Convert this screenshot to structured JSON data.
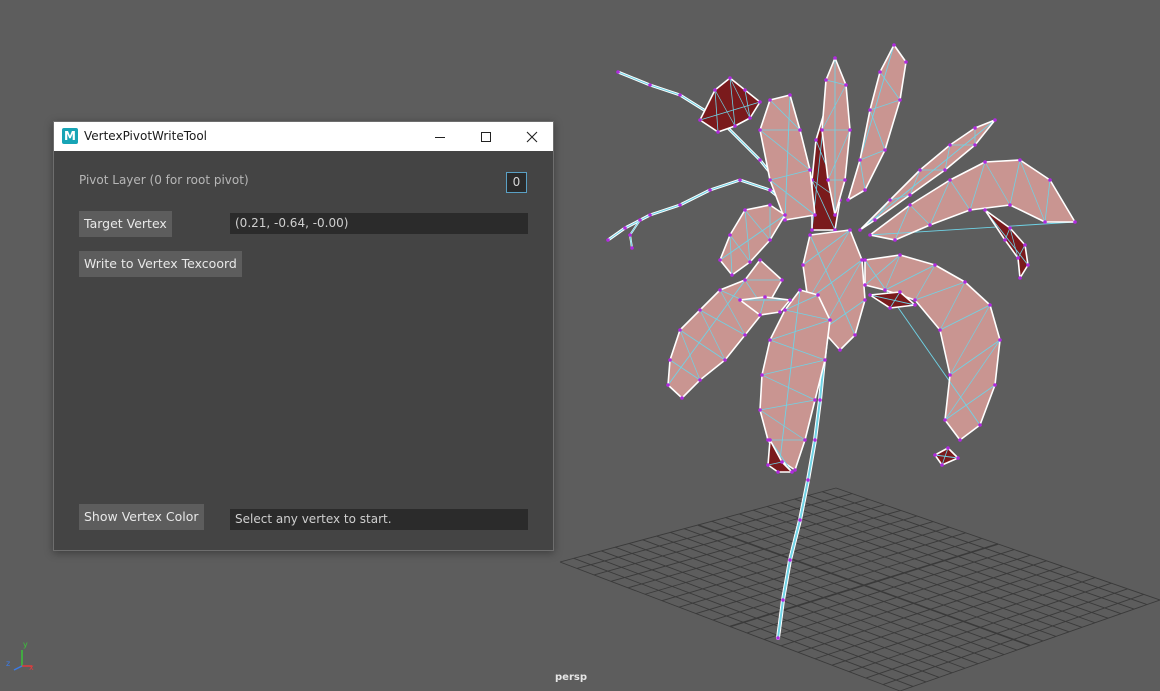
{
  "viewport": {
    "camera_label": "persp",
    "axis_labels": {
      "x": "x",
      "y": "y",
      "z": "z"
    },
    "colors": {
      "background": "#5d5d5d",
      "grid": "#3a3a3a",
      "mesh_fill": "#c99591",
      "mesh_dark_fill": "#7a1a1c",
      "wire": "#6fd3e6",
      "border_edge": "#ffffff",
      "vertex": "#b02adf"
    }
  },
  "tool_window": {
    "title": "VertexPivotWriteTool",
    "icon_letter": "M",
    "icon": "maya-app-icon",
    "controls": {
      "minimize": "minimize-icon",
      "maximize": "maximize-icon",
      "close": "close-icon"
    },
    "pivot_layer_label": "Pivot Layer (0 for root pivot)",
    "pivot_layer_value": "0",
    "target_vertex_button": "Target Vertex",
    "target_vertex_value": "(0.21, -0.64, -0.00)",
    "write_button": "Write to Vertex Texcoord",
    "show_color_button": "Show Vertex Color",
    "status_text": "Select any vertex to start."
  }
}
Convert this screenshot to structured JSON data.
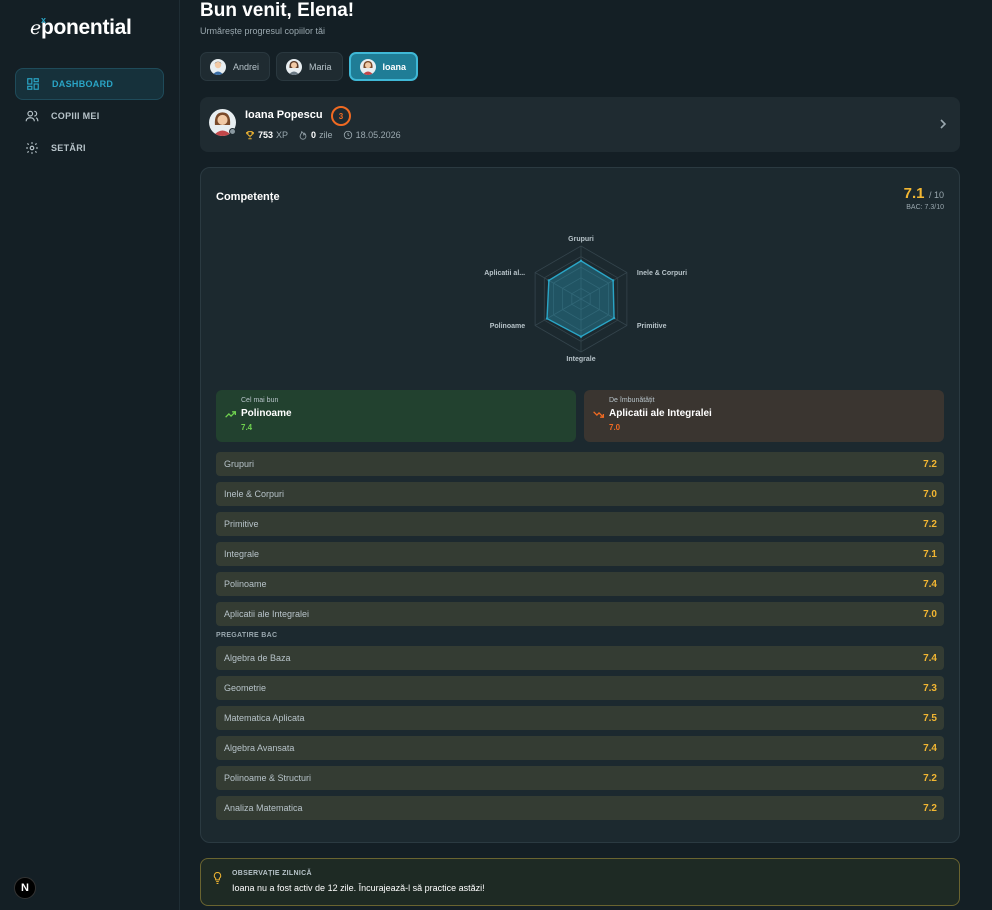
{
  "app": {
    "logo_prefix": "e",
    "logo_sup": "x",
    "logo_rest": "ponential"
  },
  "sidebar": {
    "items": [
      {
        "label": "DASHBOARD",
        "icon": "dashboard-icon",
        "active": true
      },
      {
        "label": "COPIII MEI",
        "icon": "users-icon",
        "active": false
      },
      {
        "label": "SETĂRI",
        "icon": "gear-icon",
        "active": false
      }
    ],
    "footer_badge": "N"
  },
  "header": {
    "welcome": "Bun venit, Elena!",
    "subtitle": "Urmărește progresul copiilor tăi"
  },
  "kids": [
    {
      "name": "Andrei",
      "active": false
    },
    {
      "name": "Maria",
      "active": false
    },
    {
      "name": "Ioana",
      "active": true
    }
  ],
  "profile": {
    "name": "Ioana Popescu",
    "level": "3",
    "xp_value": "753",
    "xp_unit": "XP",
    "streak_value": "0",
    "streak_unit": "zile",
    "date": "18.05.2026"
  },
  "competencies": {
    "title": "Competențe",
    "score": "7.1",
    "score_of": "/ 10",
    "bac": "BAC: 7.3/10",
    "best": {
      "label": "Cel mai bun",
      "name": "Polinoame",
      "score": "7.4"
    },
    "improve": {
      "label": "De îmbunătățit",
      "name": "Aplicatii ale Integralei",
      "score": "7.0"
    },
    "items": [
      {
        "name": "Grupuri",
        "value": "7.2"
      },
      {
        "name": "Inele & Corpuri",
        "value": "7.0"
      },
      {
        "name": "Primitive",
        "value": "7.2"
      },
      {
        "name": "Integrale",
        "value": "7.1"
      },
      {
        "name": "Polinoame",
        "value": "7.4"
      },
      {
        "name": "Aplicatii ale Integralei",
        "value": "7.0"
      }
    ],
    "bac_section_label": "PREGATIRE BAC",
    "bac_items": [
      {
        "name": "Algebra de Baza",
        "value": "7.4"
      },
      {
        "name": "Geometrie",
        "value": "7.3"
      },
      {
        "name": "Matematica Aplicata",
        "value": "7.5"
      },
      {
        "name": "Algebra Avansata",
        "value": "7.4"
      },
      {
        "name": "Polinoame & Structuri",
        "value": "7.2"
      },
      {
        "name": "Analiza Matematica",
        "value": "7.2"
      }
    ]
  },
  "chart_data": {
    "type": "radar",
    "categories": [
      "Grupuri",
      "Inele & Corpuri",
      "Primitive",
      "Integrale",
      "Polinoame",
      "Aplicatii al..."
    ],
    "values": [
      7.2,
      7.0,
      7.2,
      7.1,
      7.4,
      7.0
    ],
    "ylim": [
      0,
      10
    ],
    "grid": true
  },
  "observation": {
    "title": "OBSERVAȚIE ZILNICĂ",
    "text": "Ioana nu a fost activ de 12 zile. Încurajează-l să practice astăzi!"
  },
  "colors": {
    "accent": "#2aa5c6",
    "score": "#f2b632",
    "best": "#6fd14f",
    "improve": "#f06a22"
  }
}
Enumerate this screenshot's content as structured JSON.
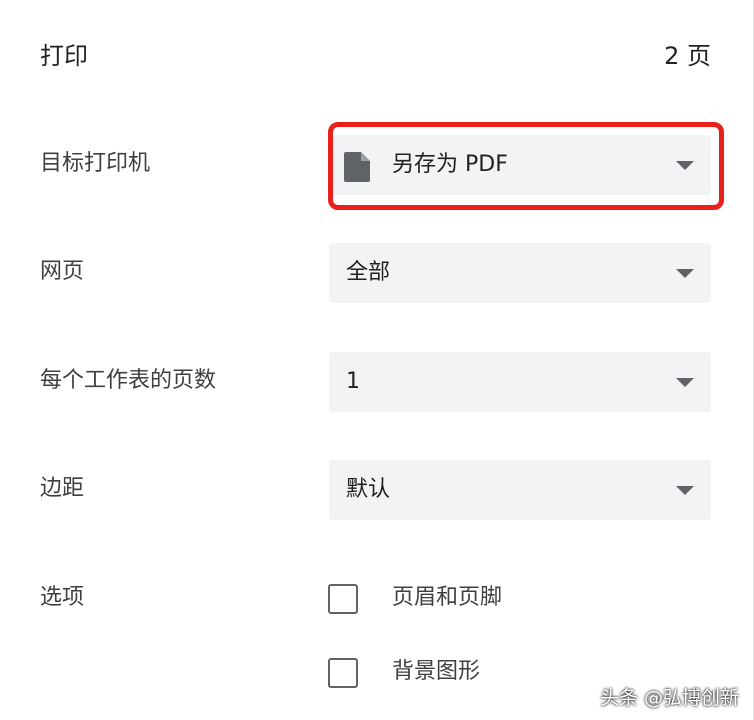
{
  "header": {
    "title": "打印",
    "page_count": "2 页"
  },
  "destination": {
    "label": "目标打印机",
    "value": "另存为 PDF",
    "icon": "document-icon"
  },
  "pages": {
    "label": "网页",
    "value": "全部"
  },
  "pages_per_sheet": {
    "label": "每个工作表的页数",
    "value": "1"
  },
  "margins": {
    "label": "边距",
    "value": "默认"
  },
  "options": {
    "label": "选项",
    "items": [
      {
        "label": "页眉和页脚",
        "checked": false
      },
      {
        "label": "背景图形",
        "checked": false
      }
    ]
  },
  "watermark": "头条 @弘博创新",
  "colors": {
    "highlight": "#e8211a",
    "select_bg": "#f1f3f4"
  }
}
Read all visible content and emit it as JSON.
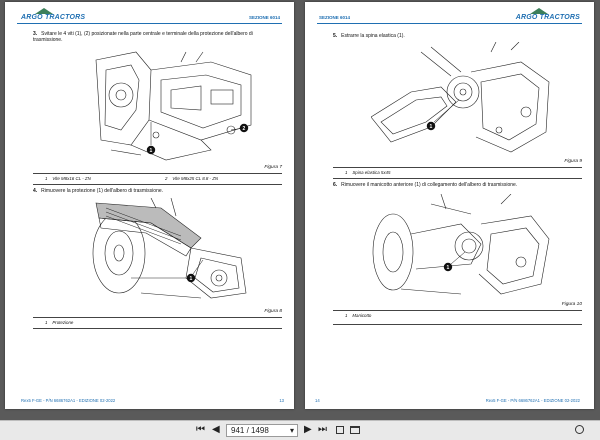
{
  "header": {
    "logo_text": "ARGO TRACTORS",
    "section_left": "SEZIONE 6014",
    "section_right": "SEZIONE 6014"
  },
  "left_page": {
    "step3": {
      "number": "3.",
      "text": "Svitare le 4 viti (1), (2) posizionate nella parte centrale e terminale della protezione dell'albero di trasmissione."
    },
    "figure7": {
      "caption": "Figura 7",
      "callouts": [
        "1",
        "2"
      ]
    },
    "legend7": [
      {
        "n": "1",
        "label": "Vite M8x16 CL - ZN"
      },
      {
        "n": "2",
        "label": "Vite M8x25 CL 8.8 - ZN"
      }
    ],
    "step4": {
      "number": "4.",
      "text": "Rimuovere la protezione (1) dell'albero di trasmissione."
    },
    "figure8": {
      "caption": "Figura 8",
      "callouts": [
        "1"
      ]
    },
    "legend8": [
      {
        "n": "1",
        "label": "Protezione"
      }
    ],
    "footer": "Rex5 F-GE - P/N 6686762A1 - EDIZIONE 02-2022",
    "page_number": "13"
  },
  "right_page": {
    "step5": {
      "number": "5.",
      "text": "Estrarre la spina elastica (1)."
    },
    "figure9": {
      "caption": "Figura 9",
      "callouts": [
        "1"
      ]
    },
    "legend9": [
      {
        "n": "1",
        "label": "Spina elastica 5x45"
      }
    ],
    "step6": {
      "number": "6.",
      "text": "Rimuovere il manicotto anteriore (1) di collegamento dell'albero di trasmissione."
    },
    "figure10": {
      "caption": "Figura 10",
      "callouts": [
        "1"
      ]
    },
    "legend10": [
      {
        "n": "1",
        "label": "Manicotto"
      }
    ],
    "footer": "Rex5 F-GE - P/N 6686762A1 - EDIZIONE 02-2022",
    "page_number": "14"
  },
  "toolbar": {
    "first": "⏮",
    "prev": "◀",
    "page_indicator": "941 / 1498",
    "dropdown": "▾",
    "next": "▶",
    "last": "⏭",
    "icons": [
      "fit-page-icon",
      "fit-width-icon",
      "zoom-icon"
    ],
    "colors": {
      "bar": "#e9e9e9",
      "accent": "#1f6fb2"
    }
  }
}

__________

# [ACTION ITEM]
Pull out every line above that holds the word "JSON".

# [ANSWER TO THIS EXERCISE]
Convert this screenshot to structured JSON data.
Convert this screenshot to structured JSON data.
Enumerate this screenshot's content as structured JSON.
Read all visible content and emit it as JSON.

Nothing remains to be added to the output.